Rundgren, Jackson: contrasting efforts
Both Todd Rundgren and Joe Jackson have established reputations as stylistically diverse, artistically ambitious musicians who follow their muse in unexpected -- and sometimes off-putting -- directions. Both the creative cost and rewards of this willful individualism were apparent during Rundgren and Jackson's solo sets at their sold- out concert at the Cadillac Palace Theatre Saturday night.
Rundgren's persona as an eccentric pop music visionary has garnered him a devoted cult following since the early '70s, but his self- mocking, self-indulgent performance seemed determined to try the patience of even the most devoted fan. Complaining (and worse, explaining) that he was bothered by itching nose hair, incorporating a pseudo-soul man rap about Viking lovemaking into one song, marring his classic "Hello It's Me" with campy oversinging, and performing "Bang The Drum All Day" as a faux-Hawaiian tune, Rundgren was the model of the burnt-out pop musician past the point of caring.
He finally righted himself during the encore, when Jackson and Rundgren joined together, accompanied by the string quartet Ethel, to delivering strong renditions of the soulful "Pretending to Care" and art-rock epic "Black Mariah."

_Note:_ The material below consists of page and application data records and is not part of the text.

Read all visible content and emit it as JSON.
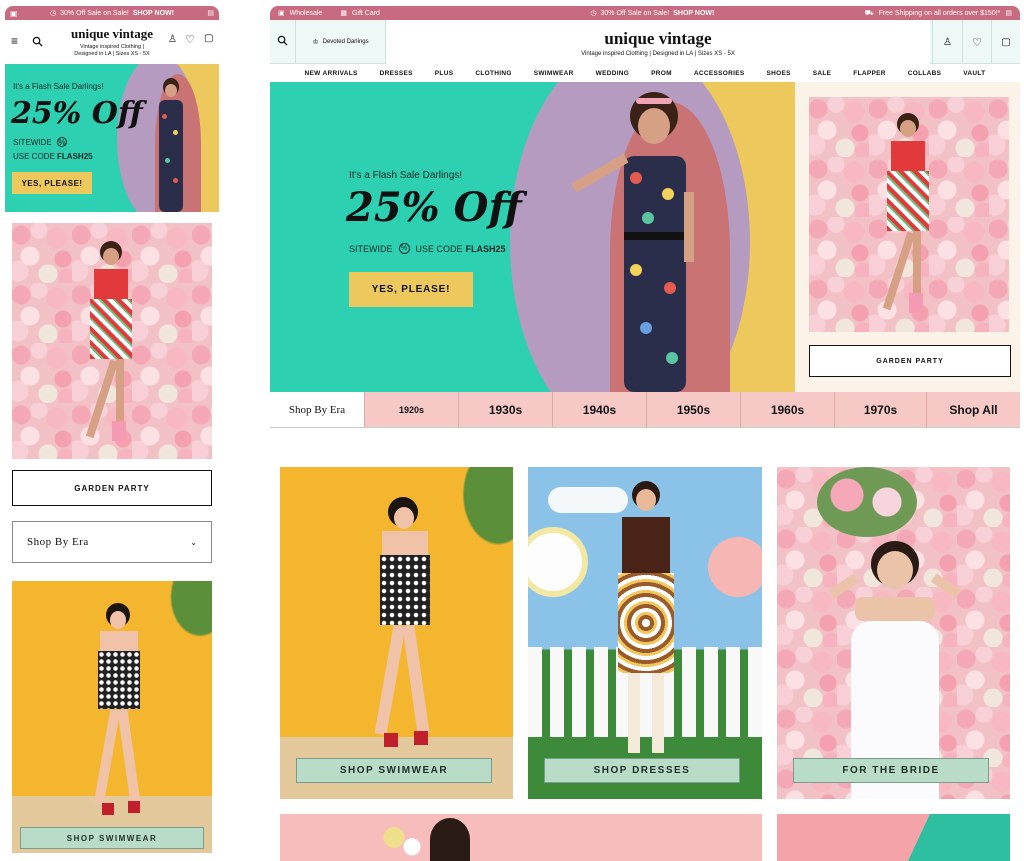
{
  "mobile": {
    "promo": {
      "text": "30% Off Sale on Sale!",
      "bold": "SHOP NOW!"
    },
    "brand": {
      "name": "unique vintage",
      "tag1": "Vintage inspired Clothing |",
      "tag2": "Designed in LA | Sizes XS - 5X"
    },
    "hero": {
      "kicker": "It's a Flash Sale Darlings!",
      "big": "25% Off",
      "sitewide": "SITEWIDE",
      "code_prefix": "USE CODE",
      "code": "FLASH25",
      "cta": "YES, PLEASE!"
    },
    "garden_button": "GARDEN PARTY",
    "era_dropdown": "Shop By Era",
    "swim_label": "SHOP SWIMWEAR"
  },
  "desktop": {
    "promo": {
      "left1": "Wholesale",
      "left2": "Gift Card",
      "center": "30% Off Sale on Sale!",
      "center_bold": "SHOP NOW!",
      "right": "Free Shipping on all orders over $150!*"
    },
    "header": {
      "account_label": "Devoted Darlings",
      "brand": "unique vintage",
      "tagline": "Vintage inspired Clothing | Designed in LA | Sizes XS - 5X"
    },
    "nav": [
      "NEW ARRIVALS",
      "DRESSES",
      "PLUS",
      "CLOTHING",
      "SWIMWEAR",
      "WEDDING",
      "PROM",
      "ACCESSORIES",
      "SHOES",
      "SALE",
      "FLAPPER",
      "COLLABS",
      "VAULT"
    ],
    "hero": {
      "kicker": "It's a Flash Sale Darlings!",
      "big": "25% Off",
      "sitewide": "SITEWIDE",
      "code_prefix": "USE CODE",
      "code": "FLASH25",
      "cta": "YES, PLEASE!"
    },
    "garden_button": "GARDEN PARTY",
    "era_label": "Shop By Era",
    "eras": [
      "1920s",
      "1930s",
      "1940s",
      "1950s",
      "1960s",
      "1970s",
      "Shop All"
    ],
    "categories": [
      "SHOP SWIMWEAR",
      "SHOP DRESSES",
      "FOR THE BRIDE"
    ]
  },
  "colors": {
    "promo": "#c86a80",
    "teal": "#2dd0b1",
    "gold": "#edc85c",
    "pink_era": "#f6c9c6",
    "mint_label": "#b9dcc8"
  }
}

By comparison, Jackson gave an engaging, animated performance that united songs from his late '70s debut through last year. His piano playing found a common ground between jazz and chamber music as he built his songs on rolling bass chords that recalled the "Peanuts" theme and right-hand arabesques.
Stripped of a band's accompaniment, Jackson's melodies were revealed as closer to show tunes than pop music, but he sang them with a rocker's intensity, wittily presenting himself as a sensitive male struggling with masculine gender roles ("It's Different for Girls," "Real Men") and balancing cynicism and romantic hopefulness (the touching "Love at First Light"), and above all as a thoughtful songwriter still passionately committed to his art.